It used to be the most feared place at the front line among Belgian soldiers. Here, the Belgian and German armies were barely a few dozen meters apart. At the end of the trench you can still see the remains of a German bunker, just a stone’s throw away. The entrance to the trenches is free and I highly recommend a visit.
Another spot worth paying a visit to is Hill 62. It was one of the very few hills around Ypres occupied by allied forces. Numerous fierce battles were fought here. At the top of the hill are a Canadian monument and a little café. In the woods behind the café you can visit some remains of trenches and tunnels.
The list of interesting places to visit is endless. The particular highlights in this post are the ones that I have visited myself. For a lot more information on Flanders Fields, Ypres and history I strongly encourage you to visit the Tourism Ypres website.
This year is the 100-year anniversary of the outbreak of WW1, which involves several events in and around Ypres.
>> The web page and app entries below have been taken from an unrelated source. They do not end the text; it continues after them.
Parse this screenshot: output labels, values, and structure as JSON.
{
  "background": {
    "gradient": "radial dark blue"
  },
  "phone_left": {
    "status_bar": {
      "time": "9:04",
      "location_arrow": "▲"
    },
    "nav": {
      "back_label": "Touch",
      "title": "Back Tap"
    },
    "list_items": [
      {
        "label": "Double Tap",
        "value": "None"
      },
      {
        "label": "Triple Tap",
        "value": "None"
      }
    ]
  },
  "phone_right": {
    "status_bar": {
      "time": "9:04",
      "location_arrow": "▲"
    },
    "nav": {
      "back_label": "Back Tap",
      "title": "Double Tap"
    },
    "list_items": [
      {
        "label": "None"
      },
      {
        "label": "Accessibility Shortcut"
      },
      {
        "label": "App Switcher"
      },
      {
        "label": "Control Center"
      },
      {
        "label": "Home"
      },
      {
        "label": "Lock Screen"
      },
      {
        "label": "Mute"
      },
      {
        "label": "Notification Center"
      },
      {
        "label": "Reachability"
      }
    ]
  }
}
If you’re thinking about going to Belgium for a holiday, this year would be the perfect time. Lonely Planet put Belgium in its top 10 of countries to visit in 2014.
I’ve created a nice two-day itinerary, allowing you to explore the many fascinating sights and sites in the region of Ypres. See my post ‘How to Explore Flanders Fields in Two Days‘.
This article is also available as a smartphone app, allowing you to use it as a reference when visiting Ypres. You can get the app right here!